On the night of July 1, 2017, Canada’s 150th birthday, Peter Mansbridge appeared for the final time as Chief Correspondent for CBC News and Lead Anchor of The National. He charmingly signed off, “That’s The National for this Friday night. From CBC News, I’m Peter Mansbridge. Thanks for watching.”
It must have been strange for him. His almost three-decade-long dedication to sharing the news nightly with his country and 50 years with the CBC ended with the blink of a fireworks show on Parliament Hill. It was certainly strange for me, having never known a world without Mansbridge, though never truly recognizing his relevance to Canadian culture.
We Canadians are not overtly prideful. There are very few people that we may point to and say, “That person represents Canada.” But I think Mansbridge falls into that category — or at the very least, he should be a contender. Now that U of T Libraries’ Media Commons has archived material from his long CBC career, his importance as a journalist is cemented in our history for all to see.
Once described by The Globe and Mail as one of “Canada’s best-known celebrities,” Mansbridge narrated numerous major moments in Canadian and world history from 1988–2017 in his cool and calm voice. Some stories were of grief, such as the September 11 terror attacks on the World Trade Center, and others of triumph, such as the fall of the Berlin Wall. However, no matter what was being said, Mansbridge stood as a point of convergence between uncontrollable world forces and Canadians.
Canadians had faith in Mansbridge — faith because he was an upright citizen who had other Canadians in mind. Importantly, with his archives, U of T has received a memory of life before what now is dubbed the post-truth era. Newer generations will not have the kinds of experiences as those before them did with Mansbridge.
Fake news, the politicization and monopolization of broadcasting, the delegitimizing of truth, attacks on freedom of the press — these are what U of T students from my generation know. These are the realities of a social environment that is spoiling trust between news sources and the people.
According to the Edelman Trust Barometer, 2019 is the year of “Trust at Work” because the mass population is repairing its relationship with its social institutions. However, 57 per cent of the general Canadian population continues to distrust the media. While this number is generally lower than that in other social institutions, it’s especially worrying when paired with the rise to 71 per cent of Canadians who are worried about the use of fake news as a weapon, and the only 43 per cent of Canadians who consider journalism as a credible source for information.
We are afraid, perhaps rightly so, that lies are seeping into the news cycle. And from this comes an uncertainty in media outlets themselves. Readers cannot and will not unconditionally accept information anymore, no matter the political leanings of the news source.
“You cannot be post-truth,” explains retired Cambridge University philosophy professor Simon Blackburn. History is characterized by deception and manipulation, and society holds everyday truths no less important than before. “What we do have, though, is a problem in other domains, like politics and religion and ethics. There is a loss of authority in these areas, meaning there’s no certain or agreed-upon way of getting at the truth.”

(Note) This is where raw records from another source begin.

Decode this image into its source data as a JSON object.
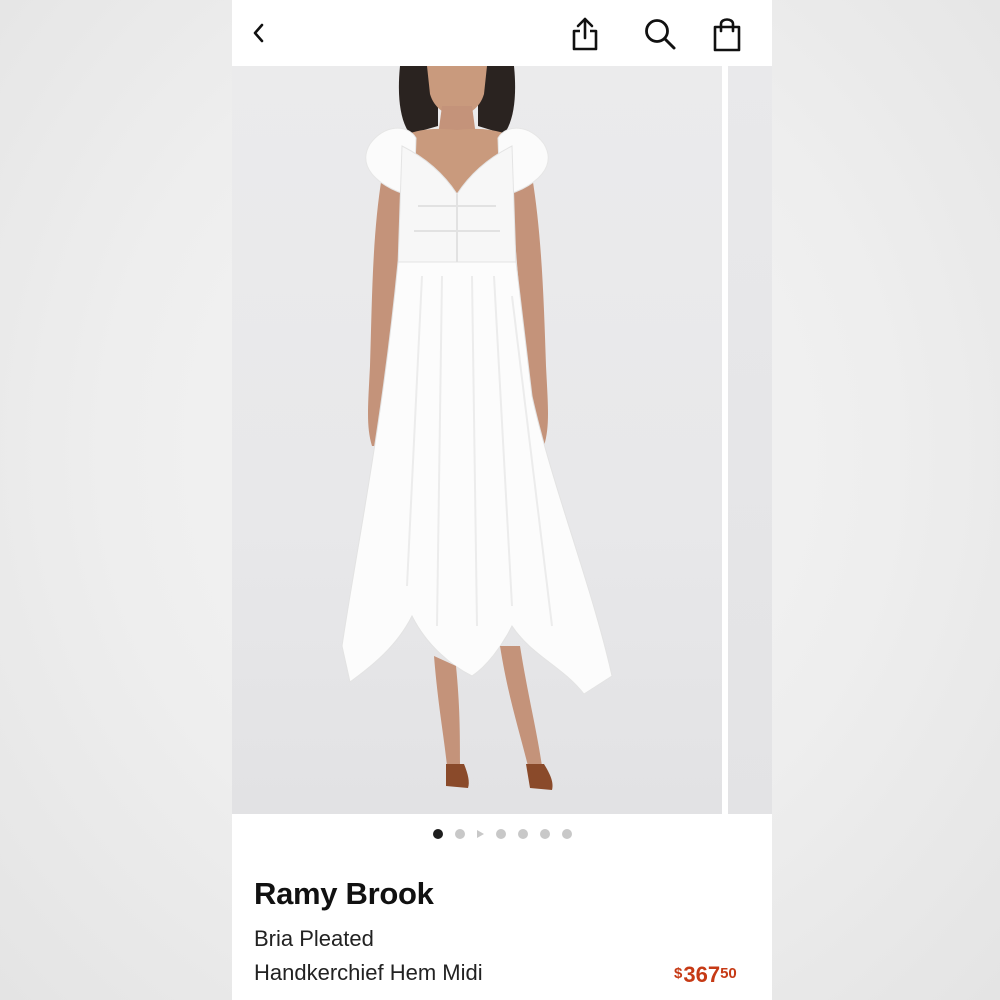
{
  "header": {
    "icons": [
      "back-chevron-icon",
      "share-icon",
      "search-icon",
      "shopping-bag-icon"
    ]
  },
  "gallery": {
    "image_alt": "White pleated handkerchief hem midi dress on model",
    "dots": {
      "count": 7,
      "active_index": 0,
      "video_index": 2
    }
  },
  "product": {
    "brand": "Ramy Brook",
    "name_line1": "Bria Pleated",
    "name_line2": "Handkerchief Hem Midi",
    "price": {
      "currency": "$",
      "whole": "367",
      "cents": "50",
      "color": "#c63a15"
    }
  }
}
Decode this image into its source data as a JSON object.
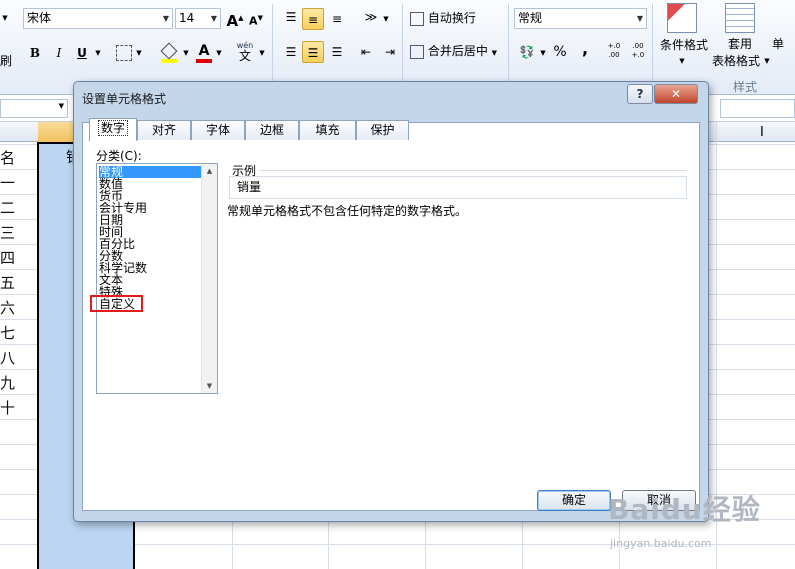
{
  "ribbon": {
    "font_name": "宋体",
    "font_size": "14",
    "grow_font": "A",
    "shrink_font": "A",
    "bold": "B",
    "italic": "I",
    "underline": "U",
    "font_color": "A",
    "phonetic": "wén",
    "phonetic_char": "文",
    "wrap_text": "自动换行",
    "merge_center": "合并后居中",
    "number_format": "常规",
    "percent": "%",
    "comma": ",",
    "inc_decimal": "+.0 .00",
    "dec_decimal": ".00 +.0",
    "conditional_format": "条件格式",
    "table_format_line1": "套用",
    "table_format_line2": "表格格式",
    "cell_styles": "单元",
    "styles_group": "样式",
    "left_cut_label": "刷"
  },
  "sheet": {
    "row_labels": [
      "名",
      "一",
      "二",
      "三",
      "四",
      "五",
      "六",
      "七",
      "八",
      "九",
      "十"
    ],
    "col_b_header_char": "销"
  },
  "dialog": {
    "title": "设置单元格格式",
    "help": "?",
    "close": "✕",
    "tabs": [
      "数字",
      "对齐",
      "字体",
      "边框",
      "填充",
      "保护"
    ],
    "category_label": "分类(C):",
    "categories": [
      "常规",
      "数值",
      "货币",
      "会计专用",
      "日期",
      "时间",
      "百分比",
      "分数",
      "科学记数",
      "文本",
      "特殊",
      "自定义"
    ],
    "selected_category": "常规",
    "sample_label": "示例",
    "sample_value": "销量",
    "description": "常规单元格格式不包含任何特定的数字格式。",
    "ok": "确定",
    "cancel": "取消"
  },
  "watermark": {
    "main": "Baidu经验",
    "sub": "jingyan.baidu.com"
  },
  "colors": {
    "selected_column": "#bcd6f2",
    "highlight_box": "#e31b1b",
    "list_selection": "#3399ff"
  }
}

We have passed the era of trust in journalism, of an unthinking acceptance of facts and an unquestioning belief in sources, of readers not needing to refine the onslaught of constant information and not having to be the journalists themselves.
Mansbridge’s exit may be the final blow for Canadians. It was a trumpet calling the ‘era of trust’ to an end. Over a year into the Trump administration, with ‘fake news’ thrown disparagingly at journalists and political meddling emerging through social media, we have lost a faith in news coverage. Today, many call to defund the CBC.

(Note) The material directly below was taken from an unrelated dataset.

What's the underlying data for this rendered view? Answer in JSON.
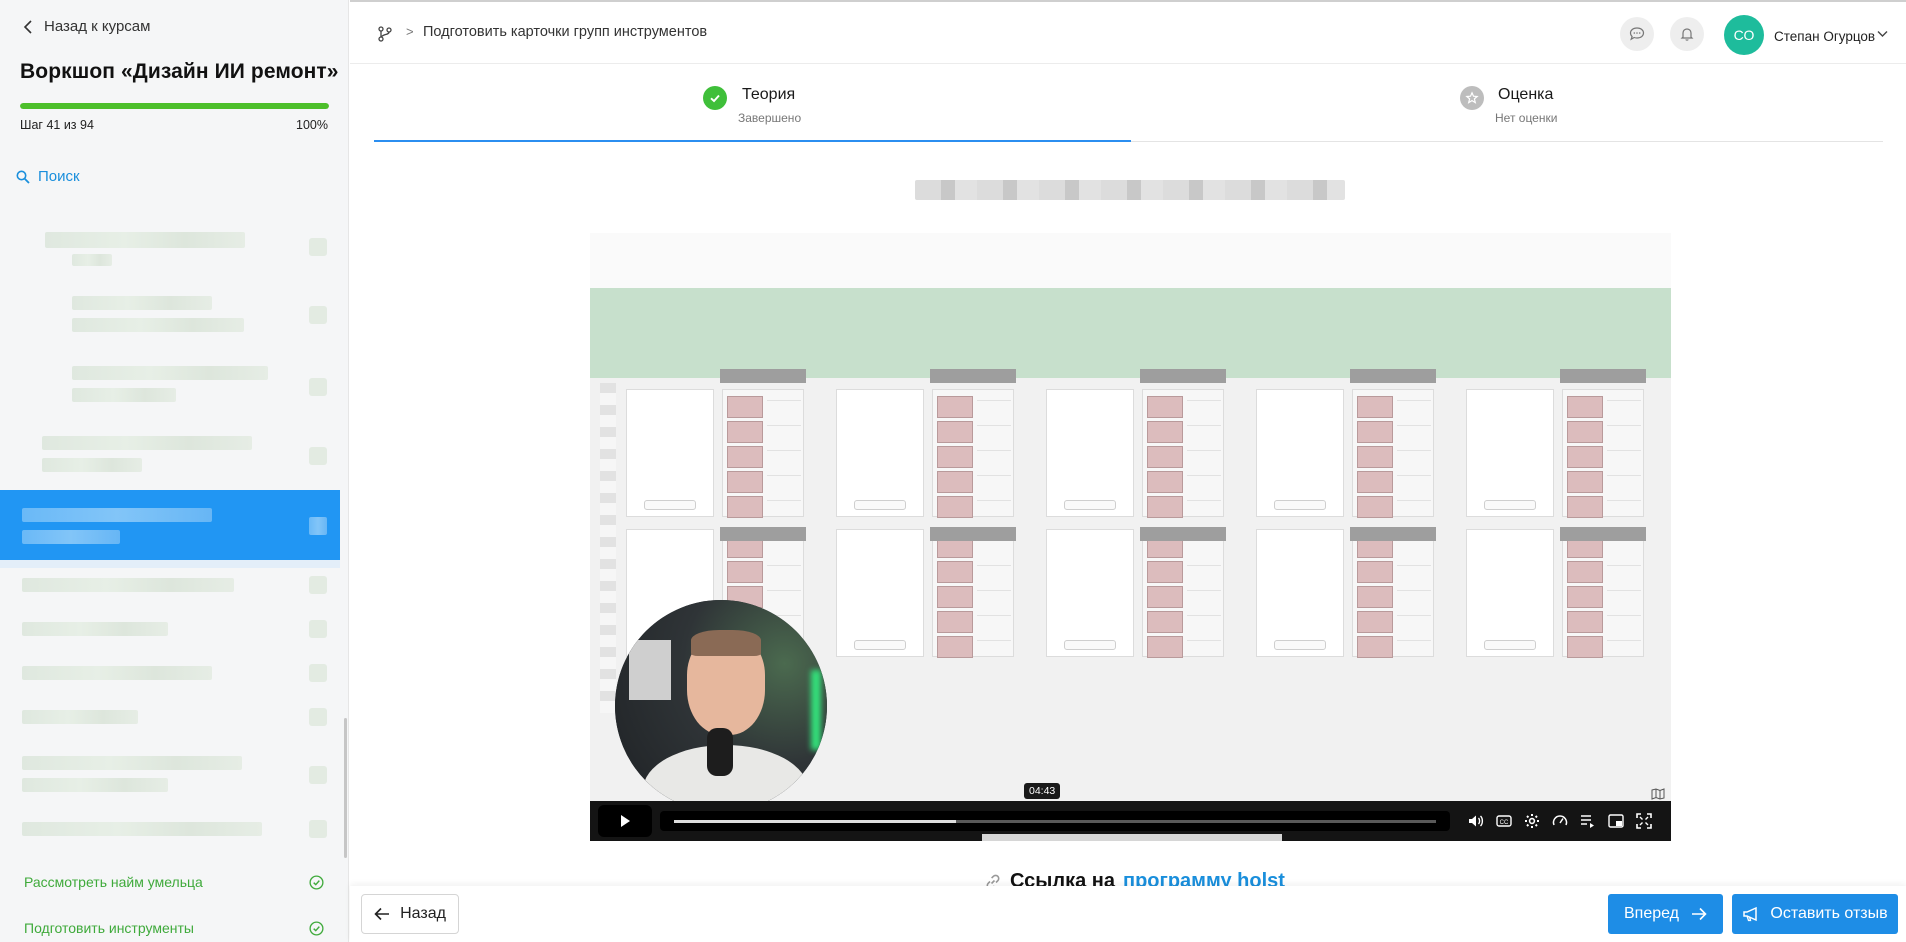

Nowadays, I think we would all enjoy a little more stability and integrity in our lives. Canada needs another Mansbridge — a trusted figure who may arrive in our living rooms in one generation and stay with us for generations to come. And Canadians would readily accept one, especially on The National, as watchers are actively disengaging from the program because, as television critic John Doyle puts it, “The hour of news is confusing and [viewers] don’t feel they’re getting a definitive, authentic roundup of the important news of the day.”
For now, I propose to any fellow U of T students going through an existential crisis over the age of distrust to follow my lead. Go to the Media Commons, pull up Mansbridge’s archives, and try to relive any year before 2017. I’m sure it was interesting.
Emily Hurmizi is a first-year Humanities student at Victoria College.